*Task details*:
Output each entry that follows exactly. Images stay out.
========================
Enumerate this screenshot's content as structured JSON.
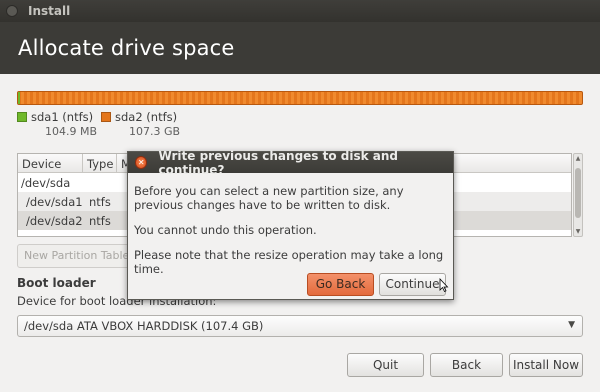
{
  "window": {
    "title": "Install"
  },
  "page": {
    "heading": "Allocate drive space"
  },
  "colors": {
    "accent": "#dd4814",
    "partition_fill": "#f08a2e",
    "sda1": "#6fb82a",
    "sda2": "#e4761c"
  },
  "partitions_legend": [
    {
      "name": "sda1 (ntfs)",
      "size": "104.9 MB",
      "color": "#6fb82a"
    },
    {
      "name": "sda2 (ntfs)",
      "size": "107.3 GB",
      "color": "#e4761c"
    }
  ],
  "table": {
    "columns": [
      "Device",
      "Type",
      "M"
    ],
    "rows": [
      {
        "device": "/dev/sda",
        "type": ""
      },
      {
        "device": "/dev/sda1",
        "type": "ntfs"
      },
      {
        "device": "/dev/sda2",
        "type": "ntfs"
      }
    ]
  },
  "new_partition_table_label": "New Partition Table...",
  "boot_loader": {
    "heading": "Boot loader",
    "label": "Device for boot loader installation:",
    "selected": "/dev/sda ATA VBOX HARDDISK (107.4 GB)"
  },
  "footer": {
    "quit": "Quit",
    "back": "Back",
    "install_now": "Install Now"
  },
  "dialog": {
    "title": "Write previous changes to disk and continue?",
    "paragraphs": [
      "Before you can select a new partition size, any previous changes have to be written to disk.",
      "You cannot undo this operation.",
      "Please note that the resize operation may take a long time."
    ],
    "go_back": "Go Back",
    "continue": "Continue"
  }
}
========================
*Output of the exercise*:
Enumerate this screenshot's content as structured JSON.
{
  "window": {
    "title": "Install"
  },
  "page": {
    "heading": "Allocate drive space"
  },
  "colors": {
    "accent": "#dd4814",
    "partition_fill": "#f08a2e",
    "sda1": "#6fb82a",
    "sda2": "#e4761c"
  },
  "partitions_legend": [
    {
      "name": "sda1 (ntfs)",
      "size": "104.9 MB",
      "color": "#6fb82a"
    },
    {
      "name": "sda2 (ntfs)",
      "size": "107.3 GB",
      "color": "#e4761c"
    }
  ],
  "table": {
    "columns": [
      "Device",
      "Type",
      "M"
    ],
    "rows": [
      {
        "device": "/dev/sda",
        "type": ""
      },
      {
        "device": "/dev/sda1",
        "type": "ntfs"
      },
      {
        "device": "/dev/sda2",
        "type": "ntfs"
      }
    ]
  },
  "new_partition_table_label": "New Partition Table...",
  "boot_loader": {
    "heading": "Boot loader",
    "label": "Device for boot loader installation:",
    "selected": "/dev/sda ATA VBOX HARDDISK (107.4 GB)"
  },
  "footer": {
    "quit": "Quit",
    "back": "Back",
    "install_now": "Install Now"
  },
  "dialog": {
    "title": "Write previous changes to disk and continue?",
    "paragraphs": [
      "Before you can select a new partition size, any previous changes have to be written to disk.",
      "You cannot undo this operation.",
      "Please note that the resize operation may take a long time."
    ],
    "go_back": "Go Back",
    "continue": "Continue"
  }
}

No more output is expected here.